Alexander von Humboldt © AKG Images
Back in the early 19th Century, Alexander von Humboldt, a German naturalist and explorer, warned that humans had the power to upset the delicate balance of nature. While we are familiar with this concept today, the idea was completely radical at the time, because for centuries it had been presumed that nature was explicitly created for our benefit and use. While trekking through the rainforests of South America, Humboldt had witnessed first-hand how human destructiveness could wreak potentially irreversible havoc with natural ecosystems and climate. And it was during his travels that he began to appreciate both the interconnectedness of life and humankind’s capacity for destroying it. Humboldt said that nature had its own laws, and it is the duty and responsibility of humans to discover them, because otherwise we risk doing catastrophic harm. These were remarkably prescient observations, and ones which echo through to our current thinking around deforestation and climate change. Yet few people have heard of him.

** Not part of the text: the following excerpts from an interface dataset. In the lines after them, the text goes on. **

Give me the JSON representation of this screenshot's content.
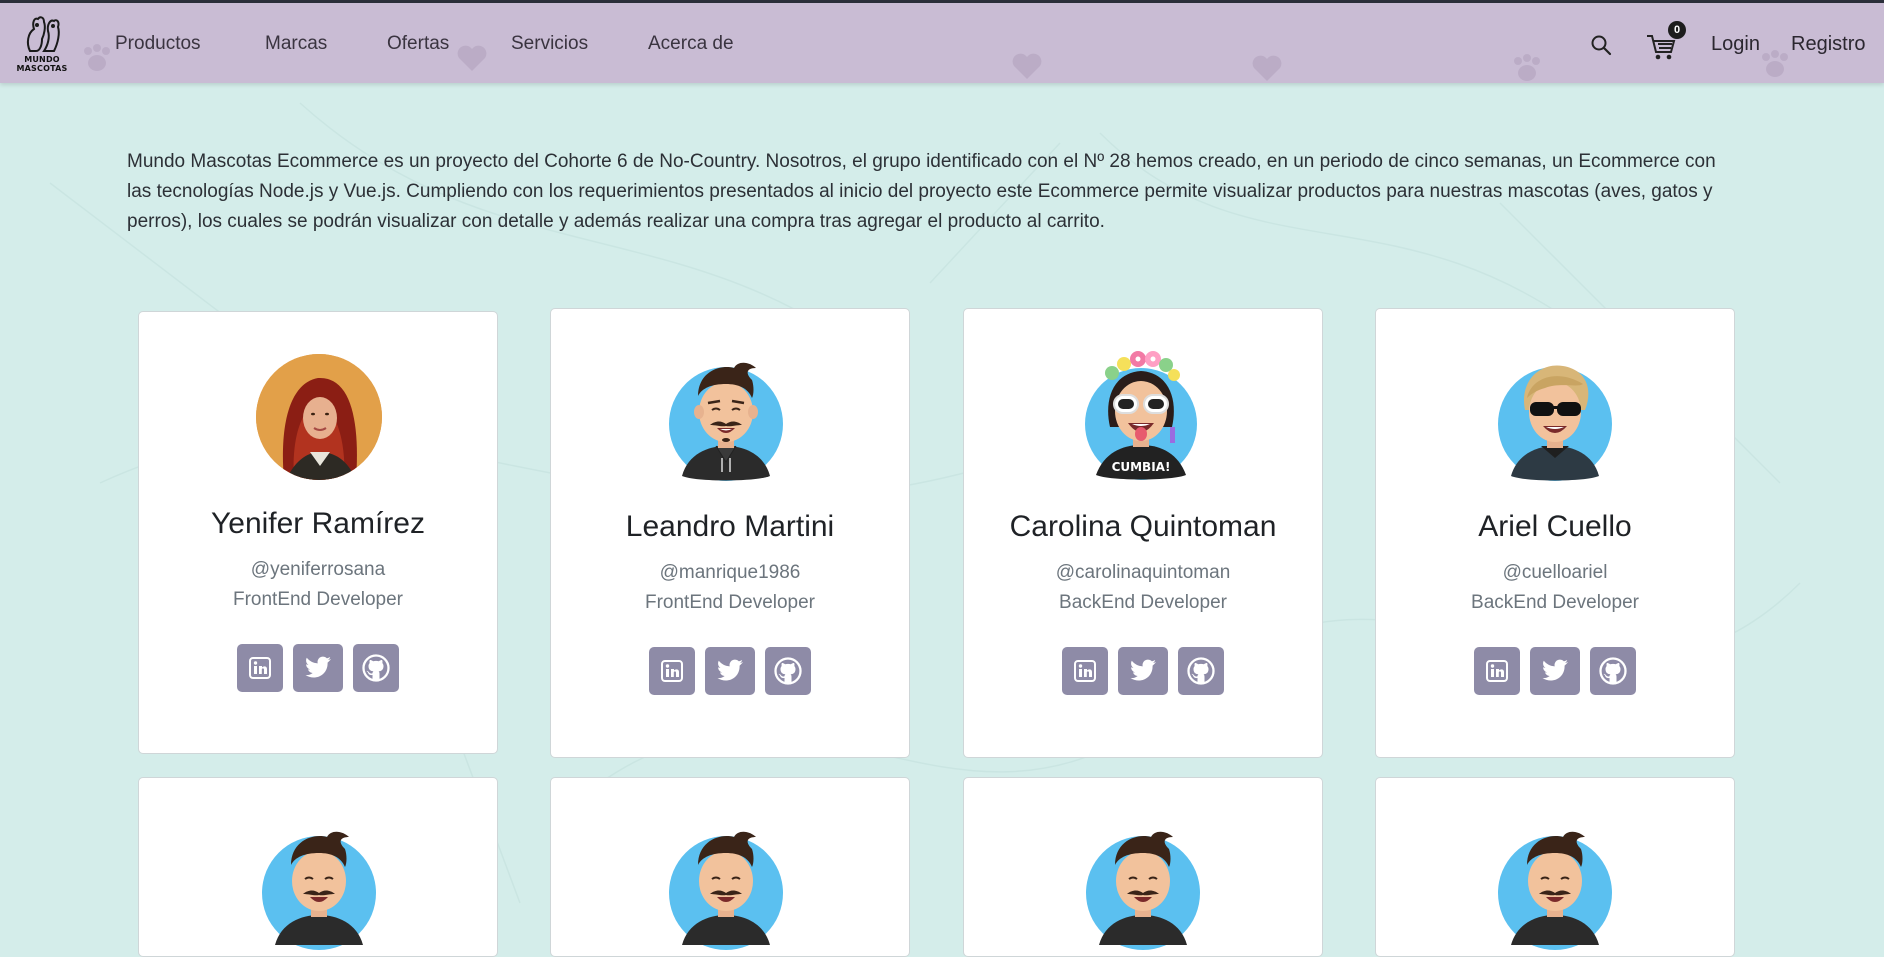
{
  "nav": {
    "logo_line1": "MUNDO",
    "logo_line2": "MASCOTAS",
    "links": [
      "Productos",
      "Marcas",
      "Ofertas",
      "Servicios",
      "Acerca de"
    ],
    "cart_count": "0",
    "login": "Login",
    "register": "Registro"
  },
  "about": {
    "text": "Mundo Mascotas Ecommerce es un proyecto del Cohorte 6 de No-Country. Nosotros, el grupo identificado con el Nº 28 hemos creado, en un periodo de cinco semanas, un Ecommerce con las tecnologías Node.js y Vue.js. Cumpliendo con los requerimientos presentados al inicio del proyecto este Ecommerce permite visualizar productos para nuestras mascotas (aves, gatos y perros), los cuales se podrán visualizar con detalle y además realizar una compra tras agregar el producto al carrito."
  },
  "team": [
    {
      "name": "Yenifer Ramírez",
      "handle": "@yeniferrosana",
      "role": "FrontEnd Developer",
      "avatar": "photo"
    },
    {
      "name": "Leandro Martini",
      "handle": "@manrique1986",
      "role": "FrontEnd Developer",
      "avatar": "cartoon-man"
    },
    {
      "name": "Carolina Quintoman",
      "handle": "@carolinaquintoman",
      "role": "BackEnd Developer",
      "avatar": "cartoon-flowers",
      "shirt_text": "CUMBIA!"
    },
    {
      "name": "Ariel Cuello",
      "handle": "@cuelloariel",
      "role": "BackEnd Developer",
      "avatar": "cartoon-sunglasses"
    }
  ],
  "icons": {
    "social": [
      "linkedin-icon",
      "twitter-icon",
      "github-icon"
    ],
    "search": "search-icon",
    "cart": "cart-icon"
  },
  "colors": {
    "navbar": "#c9bcd4",
    "page_bg": "#d4edea",
    "social_button": "#8e8ba7",
    "avatar_blue": "#5bc0f0"
  }
}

Observation and imagination
Humboldt’s story reads like a romantic adventure. He braved alligators, giant spiders, jaguars and vicious insects to explore the South American jungles and savanna. He climbed the mountains of the Andes and went down into the mines of Mexico. He rode with Cossacks through the steppes of Central Asia to the Mongolian border. He met Napoleon Bonaparte (who hated him), and he befriended Thomas Jefferson and the Venezuelan revolutionary leader Simón Bolívar, liberator of northern South America from Spanish rule.
But there’s more to this story than romantic derring-do. Humboldt wanted to make sense of all he saw. With his lifelong friend, the German poet and natural philosopher Johann Wolfgang von Goethe, Humboldt shared the view that nature might be understood not as a catalogue of wonders, but as a unified whole: a puzzle that could be decoded through careful observation and measurement combined with imagination.
He was a key inspiration for Charles Darwin. “Nothing ever stimulated my zeal so much, as reading Humboldt’s [travelogue] Personal Narrative,” Darwin wrote. Darwin’s vision of nature has come to be seen as one shaped by fierce competition in the struggle for survival. Humboldt’s conception of nature, in contrast, invoked balance and harmony: an integrated whole arising from the interplay of countless elements in the living and non-living worlds.
This picture of mutual interaction and sympathy resonates today among scientists who study the way the planet works. In this grand vision, the atmosphere, oceans, land masses, deep volcanic depths, plants, animals and microscopic life all play a part. But as Humboldt warned us two centuries ago, the balance can be lost – and we can be the cause.
Strange new world
Humboldt was born in 1769 to an aristocratic family who owned an estate near Berlin in Prussia, an historical German state. His father was an army officer and a royal official, while his godfather was the future Prussian king, Friedrich Wilhelm II.
Privileged and good-looking, Humboldt was also prone to melancholy and self-doubt. He was lonely and filled with a lust…
This is an extract from issue 313 of BBC Focus magazine. To read the rest of this article pick up a copy at all good newsagents, download the BBC Focus app or subscribe and get the latest issue delivered straight to your door.